'''
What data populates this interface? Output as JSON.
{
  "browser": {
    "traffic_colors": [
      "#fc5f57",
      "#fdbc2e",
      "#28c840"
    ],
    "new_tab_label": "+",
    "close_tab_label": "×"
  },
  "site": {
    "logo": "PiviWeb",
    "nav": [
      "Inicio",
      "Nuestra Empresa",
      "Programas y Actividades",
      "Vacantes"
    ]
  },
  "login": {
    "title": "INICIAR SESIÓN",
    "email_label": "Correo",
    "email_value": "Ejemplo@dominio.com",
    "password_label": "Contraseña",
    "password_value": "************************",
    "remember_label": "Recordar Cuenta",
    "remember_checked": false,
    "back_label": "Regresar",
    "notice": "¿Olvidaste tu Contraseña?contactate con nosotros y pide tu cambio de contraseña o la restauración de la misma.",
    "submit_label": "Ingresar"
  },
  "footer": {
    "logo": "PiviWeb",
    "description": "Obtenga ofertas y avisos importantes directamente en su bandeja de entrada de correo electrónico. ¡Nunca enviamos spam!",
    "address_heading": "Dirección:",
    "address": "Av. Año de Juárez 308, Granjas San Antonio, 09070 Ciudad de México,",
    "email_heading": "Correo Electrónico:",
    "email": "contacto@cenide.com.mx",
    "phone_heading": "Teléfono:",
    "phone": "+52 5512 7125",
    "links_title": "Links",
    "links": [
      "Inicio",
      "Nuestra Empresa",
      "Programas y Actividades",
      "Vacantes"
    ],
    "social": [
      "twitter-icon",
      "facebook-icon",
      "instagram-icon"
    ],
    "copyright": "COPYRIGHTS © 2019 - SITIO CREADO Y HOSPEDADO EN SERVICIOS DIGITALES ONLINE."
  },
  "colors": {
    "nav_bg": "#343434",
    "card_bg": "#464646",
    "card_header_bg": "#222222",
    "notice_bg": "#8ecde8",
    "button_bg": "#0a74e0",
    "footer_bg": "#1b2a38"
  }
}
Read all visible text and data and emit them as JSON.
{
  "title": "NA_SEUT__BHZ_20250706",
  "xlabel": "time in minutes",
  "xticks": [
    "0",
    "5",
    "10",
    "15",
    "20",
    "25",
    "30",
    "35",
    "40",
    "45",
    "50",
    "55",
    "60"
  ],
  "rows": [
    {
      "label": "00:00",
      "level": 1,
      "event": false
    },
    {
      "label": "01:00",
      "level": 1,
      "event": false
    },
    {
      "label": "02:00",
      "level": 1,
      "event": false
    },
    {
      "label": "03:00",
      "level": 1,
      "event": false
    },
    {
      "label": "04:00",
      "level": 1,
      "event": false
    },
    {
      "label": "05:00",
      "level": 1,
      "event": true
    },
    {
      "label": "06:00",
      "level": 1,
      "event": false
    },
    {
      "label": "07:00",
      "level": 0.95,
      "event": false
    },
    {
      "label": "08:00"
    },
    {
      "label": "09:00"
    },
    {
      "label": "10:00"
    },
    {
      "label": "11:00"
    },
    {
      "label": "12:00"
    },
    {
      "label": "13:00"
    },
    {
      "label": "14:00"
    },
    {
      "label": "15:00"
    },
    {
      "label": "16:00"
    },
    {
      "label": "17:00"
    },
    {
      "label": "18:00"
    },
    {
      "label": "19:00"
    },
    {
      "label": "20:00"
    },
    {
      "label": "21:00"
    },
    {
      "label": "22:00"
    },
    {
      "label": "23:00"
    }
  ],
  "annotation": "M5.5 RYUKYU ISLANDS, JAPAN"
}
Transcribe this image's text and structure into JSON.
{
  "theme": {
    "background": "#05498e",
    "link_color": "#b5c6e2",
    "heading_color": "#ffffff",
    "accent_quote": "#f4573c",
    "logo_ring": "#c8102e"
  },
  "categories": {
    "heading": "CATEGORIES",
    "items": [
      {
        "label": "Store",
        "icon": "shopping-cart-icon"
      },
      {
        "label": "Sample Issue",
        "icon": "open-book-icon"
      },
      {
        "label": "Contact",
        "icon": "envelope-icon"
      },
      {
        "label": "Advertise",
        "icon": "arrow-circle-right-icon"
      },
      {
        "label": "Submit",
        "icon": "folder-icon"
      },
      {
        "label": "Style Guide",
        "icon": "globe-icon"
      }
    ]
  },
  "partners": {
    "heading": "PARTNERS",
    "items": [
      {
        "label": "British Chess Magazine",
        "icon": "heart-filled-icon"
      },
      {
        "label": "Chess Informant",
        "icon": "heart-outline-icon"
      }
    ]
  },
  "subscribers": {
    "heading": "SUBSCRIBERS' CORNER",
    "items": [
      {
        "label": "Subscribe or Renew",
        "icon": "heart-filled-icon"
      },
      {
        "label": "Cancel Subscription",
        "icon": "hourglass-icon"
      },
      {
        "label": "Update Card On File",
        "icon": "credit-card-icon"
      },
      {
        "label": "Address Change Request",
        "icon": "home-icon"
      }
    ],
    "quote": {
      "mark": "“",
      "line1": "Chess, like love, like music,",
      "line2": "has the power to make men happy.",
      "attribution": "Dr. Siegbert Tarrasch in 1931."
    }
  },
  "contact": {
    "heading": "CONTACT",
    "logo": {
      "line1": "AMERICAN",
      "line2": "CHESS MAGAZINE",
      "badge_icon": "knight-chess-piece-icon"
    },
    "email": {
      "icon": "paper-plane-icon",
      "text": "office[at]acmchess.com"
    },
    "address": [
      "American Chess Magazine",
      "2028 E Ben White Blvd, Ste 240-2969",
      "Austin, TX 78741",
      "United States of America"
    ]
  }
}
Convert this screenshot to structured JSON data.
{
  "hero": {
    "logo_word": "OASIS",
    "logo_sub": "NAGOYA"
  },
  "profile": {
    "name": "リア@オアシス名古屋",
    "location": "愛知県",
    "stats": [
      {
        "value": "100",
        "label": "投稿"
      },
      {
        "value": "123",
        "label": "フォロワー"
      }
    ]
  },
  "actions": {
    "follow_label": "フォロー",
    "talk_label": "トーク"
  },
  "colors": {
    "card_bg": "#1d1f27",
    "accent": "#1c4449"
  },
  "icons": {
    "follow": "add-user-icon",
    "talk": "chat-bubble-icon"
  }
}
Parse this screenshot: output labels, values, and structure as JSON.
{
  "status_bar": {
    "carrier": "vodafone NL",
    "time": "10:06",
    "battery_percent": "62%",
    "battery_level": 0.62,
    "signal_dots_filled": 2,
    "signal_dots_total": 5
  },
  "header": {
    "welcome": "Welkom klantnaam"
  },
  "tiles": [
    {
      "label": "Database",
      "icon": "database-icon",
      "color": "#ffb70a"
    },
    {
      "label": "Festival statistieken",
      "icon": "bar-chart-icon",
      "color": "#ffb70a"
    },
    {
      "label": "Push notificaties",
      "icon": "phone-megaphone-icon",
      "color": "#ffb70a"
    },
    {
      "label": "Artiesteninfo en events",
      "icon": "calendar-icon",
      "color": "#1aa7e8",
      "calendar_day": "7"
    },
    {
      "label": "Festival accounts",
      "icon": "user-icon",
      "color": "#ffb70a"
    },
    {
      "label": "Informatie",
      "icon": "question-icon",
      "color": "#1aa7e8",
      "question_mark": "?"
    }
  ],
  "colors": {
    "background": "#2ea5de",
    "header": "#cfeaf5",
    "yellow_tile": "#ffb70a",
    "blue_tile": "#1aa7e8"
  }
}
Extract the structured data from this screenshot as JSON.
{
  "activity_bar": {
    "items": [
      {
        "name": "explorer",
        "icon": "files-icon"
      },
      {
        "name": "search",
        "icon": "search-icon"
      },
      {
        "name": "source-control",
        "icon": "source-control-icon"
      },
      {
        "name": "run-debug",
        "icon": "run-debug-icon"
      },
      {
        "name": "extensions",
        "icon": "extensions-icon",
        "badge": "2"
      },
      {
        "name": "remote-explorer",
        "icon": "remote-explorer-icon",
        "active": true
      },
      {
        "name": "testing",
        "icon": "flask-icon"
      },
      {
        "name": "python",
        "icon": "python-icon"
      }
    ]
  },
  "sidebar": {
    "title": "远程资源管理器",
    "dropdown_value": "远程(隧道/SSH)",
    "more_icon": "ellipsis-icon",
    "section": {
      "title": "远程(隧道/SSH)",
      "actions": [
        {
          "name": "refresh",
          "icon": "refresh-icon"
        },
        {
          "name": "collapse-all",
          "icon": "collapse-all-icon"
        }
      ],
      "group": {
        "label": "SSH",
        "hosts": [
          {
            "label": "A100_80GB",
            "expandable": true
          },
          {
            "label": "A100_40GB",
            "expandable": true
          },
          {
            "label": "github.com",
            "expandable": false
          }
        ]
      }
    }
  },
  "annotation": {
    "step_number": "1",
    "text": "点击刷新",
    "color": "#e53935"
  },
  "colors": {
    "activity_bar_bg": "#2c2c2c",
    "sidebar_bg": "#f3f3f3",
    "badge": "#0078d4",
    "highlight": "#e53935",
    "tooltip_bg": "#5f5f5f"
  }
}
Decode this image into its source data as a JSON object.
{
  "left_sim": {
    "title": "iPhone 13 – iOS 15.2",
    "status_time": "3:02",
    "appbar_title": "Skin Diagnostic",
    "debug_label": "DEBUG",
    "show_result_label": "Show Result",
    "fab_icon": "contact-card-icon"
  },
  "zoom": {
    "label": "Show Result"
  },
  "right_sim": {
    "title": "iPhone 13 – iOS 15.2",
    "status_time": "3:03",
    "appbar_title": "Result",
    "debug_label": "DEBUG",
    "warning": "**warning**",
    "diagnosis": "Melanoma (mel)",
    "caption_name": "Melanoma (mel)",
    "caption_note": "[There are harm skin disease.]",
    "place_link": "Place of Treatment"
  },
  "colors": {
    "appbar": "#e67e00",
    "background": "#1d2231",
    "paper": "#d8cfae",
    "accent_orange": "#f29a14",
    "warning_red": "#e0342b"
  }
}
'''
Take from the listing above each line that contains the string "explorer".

        "name": "explorer",
        "name": "remote-explorer",
        "icon": "remote-explorer-icon",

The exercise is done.